(Records from a collection)
============

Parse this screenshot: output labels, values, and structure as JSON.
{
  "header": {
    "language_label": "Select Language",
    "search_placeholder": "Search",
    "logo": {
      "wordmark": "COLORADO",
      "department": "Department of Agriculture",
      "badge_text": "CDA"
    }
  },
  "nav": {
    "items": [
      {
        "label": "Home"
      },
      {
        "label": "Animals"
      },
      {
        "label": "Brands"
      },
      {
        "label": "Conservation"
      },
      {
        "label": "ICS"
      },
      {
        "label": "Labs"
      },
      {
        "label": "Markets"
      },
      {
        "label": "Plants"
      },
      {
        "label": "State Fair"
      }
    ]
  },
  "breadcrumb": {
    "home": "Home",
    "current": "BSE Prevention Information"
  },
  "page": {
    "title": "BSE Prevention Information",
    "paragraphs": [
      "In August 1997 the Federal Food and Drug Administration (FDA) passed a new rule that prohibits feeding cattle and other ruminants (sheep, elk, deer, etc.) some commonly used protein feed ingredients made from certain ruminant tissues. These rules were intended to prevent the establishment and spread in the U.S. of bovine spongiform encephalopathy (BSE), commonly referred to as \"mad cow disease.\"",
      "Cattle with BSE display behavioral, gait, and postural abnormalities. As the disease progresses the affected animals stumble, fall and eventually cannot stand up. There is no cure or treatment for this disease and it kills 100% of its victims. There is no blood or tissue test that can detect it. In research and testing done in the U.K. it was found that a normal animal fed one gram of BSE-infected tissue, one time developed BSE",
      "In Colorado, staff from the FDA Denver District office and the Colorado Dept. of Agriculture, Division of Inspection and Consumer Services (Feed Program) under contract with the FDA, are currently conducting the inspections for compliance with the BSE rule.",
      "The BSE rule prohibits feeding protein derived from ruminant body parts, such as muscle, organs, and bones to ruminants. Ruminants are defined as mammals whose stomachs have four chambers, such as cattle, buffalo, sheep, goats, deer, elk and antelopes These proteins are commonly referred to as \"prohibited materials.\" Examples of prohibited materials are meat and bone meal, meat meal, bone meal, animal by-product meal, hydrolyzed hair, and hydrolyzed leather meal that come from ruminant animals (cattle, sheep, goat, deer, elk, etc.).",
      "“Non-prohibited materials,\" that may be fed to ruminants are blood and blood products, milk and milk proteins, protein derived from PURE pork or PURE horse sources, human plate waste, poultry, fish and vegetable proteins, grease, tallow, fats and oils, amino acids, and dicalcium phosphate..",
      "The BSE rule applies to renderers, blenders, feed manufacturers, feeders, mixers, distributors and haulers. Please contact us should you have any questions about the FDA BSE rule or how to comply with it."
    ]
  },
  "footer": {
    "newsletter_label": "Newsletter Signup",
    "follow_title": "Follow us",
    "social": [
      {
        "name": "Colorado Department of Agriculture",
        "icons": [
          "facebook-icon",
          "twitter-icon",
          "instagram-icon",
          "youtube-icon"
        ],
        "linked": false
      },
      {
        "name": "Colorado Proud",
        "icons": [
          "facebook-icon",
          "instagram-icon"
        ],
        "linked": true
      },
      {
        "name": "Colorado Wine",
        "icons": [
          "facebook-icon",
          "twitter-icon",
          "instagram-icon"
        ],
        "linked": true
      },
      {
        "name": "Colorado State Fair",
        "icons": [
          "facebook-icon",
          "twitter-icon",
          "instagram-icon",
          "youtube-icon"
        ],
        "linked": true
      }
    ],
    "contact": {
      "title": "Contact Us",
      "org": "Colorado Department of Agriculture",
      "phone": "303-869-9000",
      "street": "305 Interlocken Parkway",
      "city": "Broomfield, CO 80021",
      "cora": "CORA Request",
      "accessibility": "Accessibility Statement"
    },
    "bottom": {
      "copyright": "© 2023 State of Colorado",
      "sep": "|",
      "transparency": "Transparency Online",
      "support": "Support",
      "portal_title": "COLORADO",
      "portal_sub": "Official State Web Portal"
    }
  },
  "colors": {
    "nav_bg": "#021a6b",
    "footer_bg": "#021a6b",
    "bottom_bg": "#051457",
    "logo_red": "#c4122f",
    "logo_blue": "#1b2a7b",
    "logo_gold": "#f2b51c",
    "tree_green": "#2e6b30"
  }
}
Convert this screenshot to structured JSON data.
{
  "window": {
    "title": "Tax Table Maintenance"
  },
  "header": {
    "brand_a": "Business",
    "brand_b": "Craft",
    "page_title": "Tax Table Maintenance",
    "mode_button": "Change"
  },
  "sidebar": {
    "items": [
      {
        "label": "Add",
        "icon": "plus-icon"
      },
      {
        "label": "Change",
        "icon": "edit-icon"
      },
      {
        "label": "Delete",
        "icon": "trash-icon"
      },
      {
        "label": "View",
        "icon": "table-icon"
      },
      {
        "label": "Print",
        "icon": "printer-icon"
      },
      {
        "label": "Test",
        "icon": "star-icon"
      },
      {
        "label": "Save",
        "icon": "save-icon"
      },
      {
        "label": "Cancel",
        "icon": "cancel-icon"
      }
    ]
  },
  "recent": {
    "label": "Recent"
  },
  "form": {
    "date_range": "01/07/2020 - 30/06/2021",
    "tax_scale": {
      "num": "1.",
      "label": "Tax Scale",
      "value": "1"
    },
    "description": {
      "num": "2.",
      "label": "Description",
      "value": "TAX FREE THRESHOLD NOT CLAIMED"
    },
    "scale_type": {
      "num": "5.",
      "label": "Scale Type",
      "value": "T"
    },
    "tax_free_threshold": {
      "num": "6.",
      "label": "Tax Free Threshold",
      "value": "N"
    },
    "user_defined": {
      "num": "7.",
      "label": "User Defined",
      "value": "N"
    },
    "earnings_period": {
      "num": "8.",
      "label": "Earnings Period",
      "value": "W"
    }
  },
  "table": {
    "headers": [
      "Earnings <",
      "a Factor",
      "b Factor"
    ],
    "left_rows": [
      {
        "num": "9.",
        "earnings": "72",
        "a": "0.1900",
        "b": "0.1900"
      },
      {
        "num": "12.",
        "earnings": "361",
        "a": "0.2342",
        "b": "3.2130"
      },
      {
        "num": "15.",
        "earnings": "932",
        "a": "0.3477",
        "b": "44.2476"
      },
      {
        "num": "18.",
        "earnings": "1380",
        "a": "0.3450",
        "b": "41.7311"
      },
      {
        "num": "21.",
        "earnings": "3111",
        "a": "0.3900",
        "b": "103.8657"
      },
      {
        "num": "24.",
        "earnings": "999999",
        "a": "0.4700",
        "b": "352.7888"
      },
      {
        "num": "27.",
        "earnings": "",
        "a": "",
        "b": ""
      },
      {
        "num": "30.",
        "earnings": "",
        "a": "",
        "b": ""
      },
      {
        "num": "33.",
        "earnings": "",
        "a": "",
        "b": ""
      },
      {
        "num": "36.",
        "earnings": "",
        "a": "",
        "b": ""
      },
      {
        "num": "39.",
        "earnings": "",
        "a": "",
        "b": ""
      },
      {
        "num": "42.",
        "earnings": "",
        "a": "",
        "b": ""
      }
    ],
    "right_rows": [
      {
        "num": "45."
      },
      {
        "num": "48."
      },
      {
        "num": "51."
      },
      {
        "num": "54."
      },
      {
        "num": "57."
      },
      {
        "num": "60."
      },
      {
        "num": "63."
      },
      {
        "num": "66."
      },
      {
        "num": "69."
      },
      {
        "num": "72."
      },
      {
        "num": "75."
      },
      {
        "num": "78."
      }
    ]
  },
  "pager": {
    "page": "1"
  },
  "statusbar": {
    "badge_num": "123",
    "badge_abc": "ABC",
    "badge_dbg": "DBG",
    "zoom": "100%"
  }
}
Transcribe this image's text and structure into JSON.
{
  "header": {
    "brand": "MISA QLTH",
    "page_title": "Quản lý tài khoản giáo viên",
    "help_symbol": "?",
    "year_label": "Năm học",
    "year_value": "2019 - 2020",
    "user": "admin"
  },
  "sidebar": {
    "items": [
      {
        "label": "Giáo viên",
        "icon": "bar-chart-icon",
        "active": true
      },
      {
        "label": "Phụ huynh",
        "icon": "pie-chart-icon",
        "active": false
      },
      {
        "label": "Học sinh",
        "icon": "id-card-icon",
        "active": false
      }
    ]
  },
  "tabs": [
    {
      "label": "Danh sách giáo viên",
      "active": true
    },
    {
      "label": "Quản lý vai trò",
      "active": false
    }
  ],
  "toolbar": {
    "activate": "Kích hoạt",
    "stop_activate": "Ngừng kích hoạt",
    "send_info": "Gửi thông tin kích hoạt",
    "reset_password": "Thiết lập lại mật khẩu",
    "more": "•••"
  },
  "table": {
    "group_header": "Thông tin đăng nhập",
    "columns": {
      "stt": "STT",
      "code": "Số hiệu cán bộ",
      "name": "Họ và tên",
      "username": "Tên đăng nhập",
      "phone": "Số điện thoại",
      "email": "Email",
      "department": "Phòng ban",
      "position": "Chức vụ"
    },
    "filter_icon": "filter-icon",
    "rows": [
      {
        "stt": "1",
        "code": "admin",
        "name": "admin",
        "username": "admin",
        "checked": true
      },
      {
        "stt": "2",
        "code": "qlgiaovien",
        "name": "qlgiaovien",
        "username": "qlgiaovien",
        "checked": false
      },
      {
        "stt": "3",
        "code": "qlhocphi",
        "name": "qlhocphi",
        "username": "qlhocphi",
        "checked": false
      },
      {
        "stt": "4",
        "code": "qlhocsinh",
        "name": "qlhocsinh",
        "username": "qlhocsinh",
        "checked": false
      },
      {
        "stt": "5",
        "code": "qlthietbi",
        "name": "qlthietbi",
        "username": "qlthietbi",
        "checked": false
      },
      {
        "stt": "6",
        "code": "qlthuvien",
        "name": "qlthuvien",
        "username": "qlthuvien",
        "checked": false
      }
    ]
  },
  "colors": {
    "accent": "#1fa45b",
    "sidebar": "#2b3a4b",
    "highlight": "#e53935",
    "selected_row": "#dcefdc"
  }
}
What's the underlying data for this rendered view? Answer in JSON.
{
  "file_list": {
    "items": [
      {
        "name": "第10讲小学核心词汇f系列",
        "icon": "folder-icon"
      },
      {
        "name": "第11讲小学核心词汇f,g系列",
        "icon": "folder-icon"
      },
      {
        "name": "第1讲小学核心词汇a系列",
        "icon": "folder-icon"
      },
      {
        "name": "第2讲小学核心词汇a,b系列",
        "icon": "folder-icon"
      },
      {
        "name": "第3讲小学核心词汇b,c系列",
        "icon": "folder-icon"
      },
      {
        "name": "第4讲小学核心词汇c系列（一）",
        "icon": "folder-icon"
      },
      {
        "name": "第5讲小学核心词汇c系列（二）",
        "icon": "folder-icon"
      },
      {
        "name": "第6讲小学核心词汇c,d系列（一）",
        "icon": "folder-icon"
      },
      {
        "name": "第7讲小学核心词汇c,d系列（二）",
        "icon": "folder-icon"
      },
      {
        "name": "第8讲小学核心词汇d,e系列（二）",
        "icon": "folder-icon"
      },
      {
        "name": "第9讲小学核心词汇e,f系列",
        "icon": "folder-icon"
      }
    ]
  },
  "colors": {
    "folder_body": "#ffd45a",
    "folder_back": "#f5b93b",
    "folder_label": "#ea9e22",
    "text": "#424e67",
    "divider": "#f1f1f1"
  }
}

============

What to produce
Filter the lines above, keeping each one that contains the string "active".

Expected output
        "active": true
        "active": false
        "active": false
      "active": true
      "active": false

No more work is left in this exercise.